Britain offered Brussels a three-year transition period on fishing during trade negotiations with the EU, it emerged on Wednesday as the Government hailed a historic fisheries treaty with Norway.
UK negotiators submitted plans to gradually scale down EU fishermen's share of the catch in British waters from 2021 to 2024 in a bid to soothe fears over the impact of Brexit on European coastal communities.
In London, it was announced the UK had signed its first fishing agreement since leaving the EU, and its first as an independent coastal state in 40 years.
The Framework Fisheries Agreement with Norway provides a legal basis for annual negotiations on access to waters and quotas after the Brexit transition period ends on December 31.
In a tweet David Frost, the UK’s chief Brexit negotiator said he was "delighted".
Delighted we have today signed a fisheries agreement with Norway. It's a crucial step forward for when we leave the EU's Common Fisheries Policy in three months' time. @DefraGovUK@Regjeringenhttps://t.co/JhCmNaWznu
— David Frost (@DavidGHFrost) September 30, 2020
Phasing in the new arrangements has long been suggested as a possible solution to the deadlock. British sources refused to comment on the fishing transition period, which was first reported by The Guardian, but one senior EU diplomat said the offer had not brought a breakthrough in the talks.
British negotiators want annual negotiations on fishing opportunities and the calculation of opportunities using the "zonal attachment" method. Brussels wants a longer term arrangement and protection of ancient fishing rights.
France, which has come under pressure from some member states to soften its stance, is insisting on a system of permanent fishing quotas. It will resist the plan to phase out shares, arguing that access to British waters is the price of the zero tariff trade deal offered by Brussels.
"This is nothing new because the UK has been saying this for months. It shows things are not moving very fast," said one senior EU diplomat, "this is not a topic that will be easily resolved by phasing out".
"The fishing industry's fear from the beginning has been that we would again be sold out as we were in the 1970s, and that fear hasn't gone away," said Barrie Deas, the chief of the National Federation of Fishermen's Organisations.
"In some ways it is a litmus test for Brexit," added Mr Deas, who said the Norway agreement proved the EU's demands were an "aberration in international fisheries terms".
On Monday night, Ireland's foreign minister, Simon Coveney, said there was a "good chance" of agreeing a trade deal before the EU's end of October deadline.
"The obstacles are not insurmountable," he said, adding that a deal would mean controversial provisions in the Internal Market Bill, which overrides parts of the Withdrawal Agreement would “fade away”, he said.

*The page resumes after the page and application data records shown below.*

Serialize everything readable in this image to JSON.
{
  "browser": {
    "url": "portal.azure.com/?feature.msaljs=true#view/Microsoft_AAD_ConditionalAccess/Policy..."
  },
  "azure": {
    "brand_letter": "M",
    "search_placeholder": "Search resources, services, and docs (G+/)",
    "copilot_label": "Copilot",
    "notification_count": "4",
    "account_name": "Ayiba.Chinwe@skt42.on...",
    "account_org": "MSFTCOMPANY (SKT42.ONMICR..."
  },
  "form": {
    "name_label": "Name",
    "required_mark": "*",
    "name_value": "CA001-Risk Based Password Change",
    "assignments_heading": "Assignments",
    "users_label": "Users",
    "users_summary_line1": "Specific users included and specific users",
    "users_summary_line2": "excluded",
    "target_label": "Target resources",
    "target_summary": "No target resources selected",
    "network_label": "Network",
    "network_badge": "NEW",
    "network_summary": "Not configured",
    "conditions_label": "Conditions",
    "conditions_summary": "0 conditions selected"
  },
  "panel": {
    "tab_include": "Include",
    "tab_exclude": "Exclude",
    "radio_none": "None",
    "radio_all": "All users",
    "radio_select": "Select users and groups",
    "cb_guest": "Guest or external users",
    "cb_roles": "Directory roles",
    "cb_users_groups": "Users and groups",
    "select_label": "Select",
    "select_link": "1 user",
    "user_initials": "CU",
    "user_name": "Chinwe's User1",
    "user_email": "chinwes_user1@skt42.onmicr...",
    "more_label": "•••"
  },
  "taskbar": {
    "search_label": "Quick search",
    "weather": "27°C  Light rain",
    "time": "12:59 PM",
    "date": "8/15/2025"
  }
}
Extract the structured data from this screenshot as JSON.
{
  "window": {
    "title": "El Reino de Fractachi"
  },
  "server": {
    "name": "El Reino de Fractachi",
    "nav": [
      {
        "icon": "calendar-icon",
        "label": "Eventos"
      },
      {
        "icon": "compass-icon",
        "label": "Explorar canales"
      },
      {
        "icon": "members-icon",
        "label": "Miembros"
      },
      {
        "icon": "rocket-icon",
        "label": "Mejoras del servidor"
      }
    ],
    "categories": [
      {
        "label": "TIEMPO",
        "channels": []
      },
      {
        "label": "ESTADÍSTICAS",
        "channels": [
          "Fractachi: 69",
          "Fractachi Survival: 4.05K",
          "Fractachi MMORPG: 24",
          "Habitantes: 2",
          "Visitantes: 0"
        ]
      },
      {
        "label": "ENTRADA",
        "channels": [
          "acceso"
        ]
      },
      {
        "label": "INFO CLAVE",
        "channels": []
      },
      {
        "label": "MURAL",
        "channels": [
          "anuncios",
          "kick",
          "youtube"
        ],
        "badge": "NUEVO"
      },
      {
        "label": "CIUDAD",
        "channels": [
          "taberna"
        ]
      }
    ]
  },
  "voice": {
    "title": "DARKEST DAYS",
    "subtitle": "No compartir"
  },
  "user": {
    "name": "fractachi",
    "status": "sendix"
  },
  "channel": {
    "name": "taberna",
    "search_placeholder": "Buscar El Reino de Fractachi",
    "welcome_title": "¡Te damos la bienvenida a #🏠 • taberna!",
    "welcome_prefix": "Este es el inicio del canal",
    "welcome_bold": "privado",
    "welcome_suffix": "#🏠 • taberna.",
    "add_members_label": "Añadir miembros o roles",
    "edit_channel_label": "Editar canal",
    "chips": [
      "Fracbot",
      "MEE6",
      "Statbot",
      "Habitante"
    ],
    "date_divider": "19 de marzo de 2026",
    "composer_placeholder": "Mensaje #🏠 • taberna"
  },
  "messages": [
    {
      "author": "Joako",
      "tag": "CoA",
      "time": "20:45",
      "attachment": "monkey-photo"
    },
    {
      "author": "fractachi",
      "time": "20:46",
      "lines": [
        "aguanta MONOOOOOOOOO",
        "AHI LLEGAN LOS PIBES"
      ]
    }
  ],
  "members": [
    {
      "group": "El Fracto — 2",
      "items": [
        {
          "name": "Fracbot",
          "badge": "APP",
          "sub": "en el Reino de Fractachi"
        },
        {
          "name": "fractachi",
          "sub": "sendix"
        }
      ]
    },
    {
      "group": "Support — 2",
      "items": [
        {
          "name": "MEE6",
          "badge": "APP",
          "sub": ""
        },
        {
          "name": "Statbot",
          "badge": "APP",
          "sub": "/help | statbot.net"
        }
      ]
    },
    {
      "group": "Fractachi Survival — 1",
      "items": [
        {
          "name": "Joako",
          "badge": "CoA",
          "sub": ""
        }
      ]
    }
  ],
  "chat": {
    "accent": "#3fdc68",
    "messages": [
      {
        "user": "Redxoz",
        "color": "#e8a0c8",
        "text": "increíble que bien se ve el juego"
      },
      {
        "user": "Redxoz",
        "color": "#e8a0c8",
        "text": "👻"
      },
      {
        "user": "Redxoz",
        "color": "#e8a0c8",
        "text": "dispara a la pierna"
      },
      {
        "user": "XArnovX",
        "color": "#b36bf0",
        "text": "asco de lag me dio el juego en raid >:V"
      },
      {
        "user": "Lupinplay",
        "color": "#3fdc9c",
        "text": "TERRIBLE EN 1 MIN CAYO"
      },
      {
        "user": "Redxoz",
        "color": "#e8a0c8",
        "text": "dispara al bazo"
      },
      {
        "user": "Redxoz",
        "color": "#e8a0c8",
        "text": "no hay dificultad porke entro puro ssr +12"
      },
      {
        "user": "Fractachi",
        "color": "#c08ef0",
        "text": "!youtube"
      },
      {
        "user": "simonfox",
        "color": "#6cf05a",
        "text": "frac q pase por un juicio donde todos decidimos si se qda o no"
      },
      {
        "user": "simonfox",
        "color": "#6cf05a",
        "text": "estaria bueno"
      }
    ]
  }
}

Micheál Martin, the Irish prime minister, will discuss the Bill with EU leaders when they are updated on Brexit on Friday during a European Council meeting in Brussels.
The current round of trade negotiations is the last scheduled, and ends on Friday morning. It is hoped enough common ground will be found to begin more intense negotiations to finalise the trade deal by the October 15 EU summit.
EU sources said a British offer this week over state subsidies did not go far enough. The EU wants the power to suspend parts of the trade deal if state aid rules are ignored by Britain.
Some British exports could still face EU tariffs even if there is a free trade agreement with Brussels, it emerged after Lord Frost appeared to admit defeat in securing a key demand of the UK car industry.
He told carmakers the EU had rejected "in any circumstances" a proposal that would allow assembled car parts from non-EU countries to count as "British" goods and so qualify for zero tariffs.
In a letter seen by the BBC, Lord Frost said the UK "obviously cannot insist upon it". He was criticised by industry sources, who suggested he had fought harder for fishing.
Moves to secure an exemption for electric cars and bikes have also been stonewalled by the EU.